    I think testing 3/4 way sli would still be valid, as it doesn't always work properly, in the past there have been compatibility problems with certain gpu's/boards/firmware/controllers and certain benchmarks completely failed.
    Reply
  • Kraszmyl
    "internally-mounted external USB 2.0 port for ReadyBoost fanatics" on the asus z87.

    Those have nothing to do with readyboost. The internal usb ports are very common on workstations and you put CAD dongles and equivalent items in them so that you can lock them inside the case and don't have to worry about some one stealing them from the outside or them taking up an outside usb port.
    Reply
  • Memnarchon
    I would love to see Asus Maximus VI Extreme, but it seems ASUS didn't want to give a 2nd board and prefered the Z87 WS....
    Reply
  • markaflias
    Where are the sli/cfx tests ? Non sense
    Reply
  • west7
    no cfx test i think the review title is misleading
    Reply
  • Traciatim
    where are the sli/crossfire benchmarks and comparisons with traditional non-switched setups?

    Hey guys, we have these awesome new setups for supreme graphics pumping power! Watch it zip files like every other board!
    Reply
  • chumly
    Those heatsinks on the Asus look like the would interfere with large CPU coolers.
    Reply
  • duramax08
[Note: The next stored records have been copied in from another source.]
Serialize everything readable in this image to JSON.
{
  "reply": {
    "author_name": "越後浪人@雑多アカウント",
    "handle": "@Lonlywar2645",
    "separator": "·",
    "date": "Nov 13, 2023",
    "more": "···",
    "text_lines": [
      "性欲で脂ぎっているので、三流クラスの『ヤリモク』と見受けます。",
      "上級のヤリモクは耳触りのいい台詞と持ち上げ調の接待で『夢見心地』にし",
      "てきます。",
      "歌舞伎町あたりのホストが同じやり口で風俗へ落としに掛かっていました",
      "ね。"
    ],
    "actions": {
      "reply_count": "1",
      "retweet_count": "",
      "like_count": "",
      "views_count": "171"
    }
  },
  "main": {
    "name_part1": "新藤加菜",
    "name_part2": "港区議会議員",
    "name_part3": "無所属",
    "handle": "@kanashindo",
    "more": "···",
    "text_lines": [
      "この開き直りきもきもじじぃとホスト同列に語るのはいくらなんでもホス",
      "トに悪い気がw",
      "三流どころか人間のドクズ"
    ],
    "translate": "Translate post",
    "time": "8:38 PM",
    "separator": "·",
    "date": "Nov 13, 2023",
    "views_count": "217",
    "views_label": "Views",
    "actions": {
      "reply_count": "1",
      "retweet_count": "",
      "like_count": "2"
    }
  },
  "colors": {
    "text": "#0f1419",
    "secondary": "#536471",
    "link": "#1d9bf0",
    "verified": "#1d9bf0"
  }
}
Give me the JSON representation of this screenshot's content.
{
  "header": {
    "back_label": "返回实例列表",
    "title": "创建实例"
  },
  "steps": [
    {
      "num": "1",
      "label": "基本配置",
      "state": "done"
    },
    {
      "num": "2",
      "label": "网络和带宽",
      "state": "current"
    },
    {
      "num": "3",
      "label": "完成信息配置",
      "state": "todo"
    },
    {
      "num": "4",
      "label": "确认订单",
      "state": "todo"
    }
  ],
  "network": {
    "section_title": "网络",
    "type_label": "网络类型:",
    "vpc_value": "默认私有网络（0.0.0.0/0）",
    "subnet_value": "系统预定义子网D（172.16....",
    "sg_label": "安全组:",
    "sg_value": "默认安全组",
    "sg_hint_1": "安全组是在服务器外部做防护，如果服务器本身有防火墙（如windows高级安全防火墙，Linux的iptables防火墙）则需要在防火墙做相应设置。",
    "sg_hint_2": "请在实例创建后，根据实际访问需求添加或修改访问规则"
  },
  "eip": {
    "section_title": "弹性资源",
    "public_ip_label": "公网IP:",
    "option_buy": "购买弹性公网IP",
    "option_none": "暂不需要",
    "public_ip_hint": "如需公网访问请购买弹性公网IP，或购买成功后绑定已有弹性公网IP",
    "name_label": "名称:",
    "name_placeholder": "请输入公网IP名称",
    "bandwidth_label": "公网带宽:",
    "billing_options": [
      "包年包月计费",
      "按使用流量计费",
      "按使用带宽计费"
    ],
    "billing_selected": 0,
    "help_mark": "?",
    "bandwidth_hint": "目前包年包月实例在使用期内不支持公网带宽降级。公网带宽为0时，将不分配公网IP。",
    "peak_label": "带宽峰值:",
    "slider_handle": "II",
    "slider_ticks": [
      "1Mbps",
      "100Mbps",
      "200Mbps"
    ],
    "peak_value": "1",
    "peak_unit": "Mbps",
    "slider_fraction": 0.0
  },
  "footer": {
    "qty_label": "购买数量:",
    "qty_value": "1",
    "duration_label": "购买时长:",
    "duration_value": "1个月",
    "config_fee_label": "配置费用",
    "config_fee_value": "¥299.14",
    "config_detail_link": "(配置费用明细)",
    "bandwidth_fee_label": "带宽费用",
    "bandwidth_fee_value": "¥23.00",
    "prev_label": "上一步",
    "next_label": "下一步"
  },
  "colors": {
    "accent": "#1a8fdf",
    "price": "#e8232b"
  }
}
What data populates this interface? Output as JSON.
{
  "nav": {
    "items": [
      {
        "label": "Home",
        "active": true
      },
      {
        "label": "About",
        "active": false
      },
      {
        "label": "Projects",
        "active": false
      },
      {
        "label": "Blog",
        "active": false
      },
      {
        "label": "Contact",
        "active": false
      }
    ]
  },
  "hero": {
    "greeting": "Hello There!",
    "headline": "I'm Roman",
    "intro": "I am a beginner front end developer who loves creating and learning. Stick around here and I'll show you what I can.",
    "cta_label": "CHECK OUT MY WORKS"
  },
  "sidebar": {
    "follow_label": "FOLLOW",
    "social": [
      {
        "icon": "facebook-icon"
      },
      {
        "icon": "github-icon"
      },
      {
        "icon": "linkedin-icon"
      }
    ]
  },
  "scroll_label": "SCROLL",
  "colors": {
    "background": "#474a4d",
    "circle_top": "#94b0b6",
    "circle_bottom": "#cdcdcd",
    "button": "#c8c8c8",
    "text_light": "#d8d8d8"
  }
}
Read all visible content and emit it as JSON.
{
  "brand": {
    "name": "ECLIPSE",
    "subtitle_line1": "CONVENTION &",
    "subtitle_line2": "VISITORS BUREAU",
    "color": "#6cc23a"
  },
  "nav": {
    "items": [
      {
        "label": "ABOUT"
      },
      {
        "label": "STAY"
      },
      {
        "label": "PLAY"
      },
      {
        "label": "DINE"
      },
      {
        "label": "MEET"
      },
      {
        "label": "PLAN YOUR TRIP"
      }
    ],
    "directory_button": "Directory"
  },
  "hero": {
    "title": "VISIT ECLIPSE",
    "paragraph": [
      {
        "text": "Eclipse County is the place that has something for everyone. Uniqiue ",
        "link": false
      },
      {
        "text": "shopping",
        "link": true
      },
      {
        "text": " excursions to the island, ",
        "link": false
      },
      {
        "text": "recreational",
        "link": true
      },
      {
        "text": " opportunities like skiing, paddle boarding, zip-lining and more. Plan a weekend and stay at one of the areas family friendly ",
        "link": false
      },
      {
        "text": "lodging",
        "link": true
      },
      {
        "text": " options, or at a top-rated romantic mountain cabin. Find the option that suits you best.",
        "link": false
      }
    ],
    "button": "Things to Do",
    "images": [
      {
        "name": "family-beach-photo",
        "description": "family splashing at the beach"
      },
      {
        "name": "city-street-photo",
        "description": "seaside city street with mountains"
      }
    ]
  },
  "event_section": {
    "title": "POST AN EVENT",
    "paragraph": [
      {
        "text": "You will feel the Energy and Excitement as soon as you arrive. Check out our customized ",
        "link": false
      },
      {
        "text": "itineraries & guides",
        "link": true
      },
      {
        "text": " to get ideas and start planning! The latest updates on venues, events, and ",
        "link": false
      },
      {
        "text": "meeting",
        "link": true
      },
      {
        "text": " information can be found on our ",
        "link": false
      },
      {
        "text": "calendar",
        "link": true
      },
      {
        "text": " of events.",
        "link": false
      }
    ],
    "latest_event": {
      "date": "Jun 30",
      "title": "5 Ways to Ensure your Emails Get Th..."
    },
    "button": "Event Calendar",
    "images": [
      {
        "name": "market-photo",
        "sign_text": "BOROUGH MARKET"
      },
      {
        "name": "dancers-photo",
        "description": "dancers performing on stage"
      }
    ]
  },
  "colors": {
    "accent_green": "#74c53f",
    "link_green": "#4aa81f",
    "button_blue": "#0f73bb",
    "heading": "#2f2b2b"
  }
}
    Why are they still making motherboards with PS/2 connections? Its time to move on, replace those baby's with some USB 3.0!
    Reply